*** DATASET EXCERPTS ***
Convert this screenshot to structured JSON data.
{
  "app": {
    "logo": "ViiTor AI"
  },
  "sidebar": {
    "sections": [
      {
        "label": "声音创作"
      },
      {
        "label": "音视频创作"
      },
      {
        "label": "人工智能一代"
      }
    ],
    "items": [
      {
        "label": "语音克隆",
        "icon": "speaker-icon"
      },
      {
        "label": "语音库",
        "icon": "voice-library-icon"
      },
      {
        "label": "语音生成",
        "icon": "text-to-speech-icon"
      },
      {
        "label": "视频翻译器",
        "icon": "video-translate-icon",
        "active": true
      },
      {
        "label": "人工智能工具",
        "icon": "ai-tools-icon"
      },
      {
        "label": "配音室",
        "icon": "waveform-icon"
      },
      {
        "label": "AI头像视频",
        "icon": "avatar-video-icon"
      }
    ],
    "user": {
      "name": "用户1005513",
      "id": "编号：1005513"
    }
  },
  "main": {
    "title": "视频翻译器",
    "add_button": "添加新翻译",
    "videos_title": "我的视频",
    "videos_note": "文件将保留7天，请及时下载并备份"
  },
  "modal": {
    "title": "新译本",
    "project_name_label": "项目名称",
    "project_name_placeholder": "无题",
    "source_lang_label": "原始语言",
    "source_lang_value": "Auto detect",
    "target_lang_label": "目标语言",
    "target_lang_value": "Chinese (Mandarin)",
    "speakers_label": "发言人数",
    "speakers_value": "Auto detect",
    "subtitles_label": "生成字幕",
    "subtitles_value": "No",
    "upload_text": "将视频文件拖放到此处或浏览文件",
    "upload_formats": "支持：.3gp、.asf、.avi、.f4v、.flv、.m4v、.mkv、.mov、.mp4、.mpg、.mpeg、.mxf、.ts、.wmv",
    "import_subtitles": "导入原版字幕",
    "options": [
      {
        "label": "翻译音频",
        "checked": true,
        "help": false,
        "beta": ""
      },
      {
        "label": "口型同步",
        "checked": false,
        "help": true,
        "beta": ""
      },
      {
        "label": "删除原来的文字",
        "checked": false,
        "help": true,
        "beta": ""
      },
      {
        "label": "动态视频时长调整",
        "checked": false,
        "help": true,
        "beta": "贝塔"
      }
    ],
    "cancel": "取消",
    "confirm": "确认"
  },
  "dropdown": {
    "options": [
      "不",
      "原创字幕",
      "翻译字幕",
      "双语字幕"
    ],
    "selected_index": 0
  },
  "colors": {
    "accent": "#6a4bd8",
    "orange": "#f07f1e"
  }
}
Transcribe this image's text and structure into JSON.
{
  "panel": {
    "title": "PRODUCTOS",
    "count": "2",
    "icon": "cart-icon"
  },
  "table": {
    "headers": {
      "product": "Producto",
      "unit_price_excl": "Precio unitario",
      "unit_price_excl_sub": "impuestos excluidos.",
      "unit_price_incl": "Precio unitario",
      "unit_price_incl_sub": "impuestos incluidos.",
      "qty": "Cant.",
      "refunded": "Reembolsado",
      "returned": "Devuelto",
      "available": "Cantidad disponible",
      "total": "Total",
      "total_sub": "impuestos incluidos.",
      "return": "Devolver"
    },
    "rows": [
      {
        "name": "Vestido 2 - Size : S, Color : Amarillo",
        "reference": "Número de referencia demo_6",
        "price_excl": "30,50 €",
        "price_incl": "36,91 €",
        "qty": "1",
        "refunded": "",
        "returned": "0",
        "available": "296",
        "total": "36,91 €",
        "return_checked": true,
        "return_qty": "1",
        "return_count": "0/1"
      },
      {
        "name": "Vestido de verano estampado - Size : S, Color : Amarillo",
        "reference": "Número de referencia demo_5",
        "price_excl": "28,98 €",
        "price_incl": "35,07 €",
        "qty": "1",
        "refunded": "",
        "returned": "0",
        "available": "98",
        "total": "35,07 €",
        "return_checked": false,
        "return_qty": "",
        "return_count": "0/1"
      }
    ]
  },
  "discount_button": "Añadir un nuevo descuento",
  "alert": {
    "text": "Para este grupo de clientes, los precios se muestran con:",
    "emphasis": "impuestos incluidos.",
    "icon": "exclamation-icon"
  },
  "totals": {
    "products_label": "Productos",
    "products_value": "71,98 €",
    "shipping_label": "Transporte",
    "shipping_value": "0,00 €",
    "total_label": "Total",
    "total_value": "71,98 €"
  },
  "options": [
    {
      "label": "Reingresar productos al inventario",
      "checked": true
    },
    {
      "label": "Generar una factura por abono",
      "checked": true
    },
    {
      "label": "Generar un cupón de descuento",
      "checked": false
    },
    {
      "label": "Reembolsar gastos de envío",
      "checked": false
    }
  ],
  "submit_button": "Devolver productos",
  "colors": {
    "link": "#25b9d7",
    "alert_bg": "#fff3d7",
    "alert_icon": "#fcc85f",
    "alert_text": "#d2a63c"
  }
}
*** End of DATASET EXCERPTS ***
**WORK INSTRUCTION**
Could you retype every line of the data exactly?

**EXERCISE OUTPUT**
Convert this screenshot to structured JSON data.
{
  "app": {
    "logo": "ViiTor AI"
  },
  "sidebar": {
    "sections": [
      {
        "label": "声音创作"
      },
      {
        "label": "音视频创作"
      },
      {
        "label": "人工智能一代"
      }
    ],
    "items": [
      {
        "label": "语音克隆",
        "icon": "speaker-icon"
      },
      {
        "label": "语音库",
        "icon": "voice-library-icon"
      },
      {
        "label": "语音生成",
        "icon": "text-to-speech-icon"
      },
      {
        "label": "视频翻译器",
        "icon": "video-translate-icon",
        "active": true
      },
      {
        "label": "人工智能工具",
        "icon": "ai-tools-icon"
      },
      {
        "label": "配音室",
        "icon": "waveform-icon"
      },
      {
        "label": "AI头像视频",
        "icon": "avatar-video-icon"
      }
    ],
    "user": {
      "name": "用户1005513",
      "id": "编号：1005513"
    }
  },
  "main": {
    "title": "视频翻译器",
    "add_button": "添加新翻译",
    "videos_title": "我的视频",
    "videos_note": "文件将保留7天，请及时下载并备份"
  },
  "modal": {
    "title": "新译本",
    "project_name_label": "项目名称",
    "project_name_placeholder": "无题",
    "source_lang_label": "原始语言",
    "source_lang_value": "Auto detect",
    "target_lang_label": "目标语言",
    "target_lang_value": "Chinese (Mandarin)",
    "speakers_label": "发言人数",
    "speakers_value": "Auto detect",
    "subtitles_label": "生成字幕",
    "subtitles_value": "No",
    "upload_text": "将视频文件拖放到此处或浏览文件",
    "upload_formats": "支持：.3gp、.asf、.avi、.f4v、.flv、.m4v、.mkv、.mov、.mp4、.mpg、.mpeg、.mxf、.ts、.wmv",
    "import_subtitles": "导入原版字幕",
    "options": [
      {
        "label": "翻译音频",
        "checked": true,
        "help": false,
        "beta": ""
      },
      {
        "label": "口型同步",
        "checked": false,
        "help": true,
        "beta": ""
      },
      {
        "label": "删除原来的文字",
        "checked": false,
        "help": true,
        "beta": ""
      },
      {
        "label": "动态视频时长调整",
        "checked": false,
        "help": true,
        "beta": "贝塔"
      }
    ],
    "cancel": "取消",
    "confirm": "确认"
  },
  "dropdown": {
    "options": [
      "不",
      "原创字幕",
      "翻译字幕",
      "双语字幕"
    ],
    "selected_index": 0
  },
  "colors": {
    "accent": "#6a4bd8",
    "orange": "#f07f1e"
  }
}
Transcribe this image's text and structure into JSON.
{
  "panel": {
    "title": "PRODUCTOS",
    "count": "2",
    "icon": "cart-icon"
  },
  "table": {
    "headers": {
      "product": "Producto",
      "unit_price_excl": "Precio unitario",
      "unit_price_excl_sub": "impuestos excluidos.",
      "unit_price_incl": "Precio unitario",
      "unit_price_incl_sub": "impuestos incluidos.",
      "qty": "Cant.",
      "refunded": "Reembolsado",
      "returned": "Devuelto",
      "available": "Cantidad disponible",
      "total": "Total",
      "total_sub": "impuestos incluidos.",
      "return": "Devolver"
    },
    "rows": [
      {
        "name": "Vestido 2 - Size : S, Color : Amarillo",
        "reference": "Número de referencia demo_6",
        "price_excl": "30,50 €",
        "price_incl": "36,91 €",
        "qty": "1",
        "refunded": "",
        "returned": "0",
        "available": "296",
        "total": "36,91 €",
        "return_checked": true,
        "return_qty": "1",
        "return_count": "0/1"
      },
      {
        "name": "Vestido de verano estampado - Size : S, Color : Amarillo",
        "reference": "Número de referencia demo_5",
        "price_excl": "28,98 €",
        "price_incl": "35,07 €",
        "qty": "1",
        "refunded": "",
        "returned": "0",
        "available": "98",
        "total": "35,07 €",
        "return_checked": false,
        "return_qty": "",
        "return_count": "0/1"
      }
    ]
  },
  "discount_button": "Añadir un nuevo descuento",
  "alert": {
    "text": "Para este grupo de clientes, los precios se muestran con:",
    "emphasis": "impuestos incluidos.",
    "icon": "exclamation-icon"
  },
  "totals": {
    "products_label": "Productos",
    "products_value": "71,98 €",
    "shipping_label": "Transporte",
    "shipping_value": "0,00 €",
    "total_label": "Total",
    "total_value": "71,98 €"
  },
  "options": [
    {
      "label": "Reingresar productos al inventario",
      "checked": true
    },
    {
      "label": "Generar una factura por abono",
      "checked": true
    },
    {
      "label": "Generar un cupón de descuento",
      "checked": false
    },
    {
      "label": "Reembolsar gastos de envío",
      "checked": false
    }
  ],
  "submit_button": "Devolver productos",
  "colors": {
    "link": "#25b9d7",
    "alert_bg": "#fff3d7",
    "alert_icon": "#fcc85f",
    "alert_text": "#d2a63c"
  }
}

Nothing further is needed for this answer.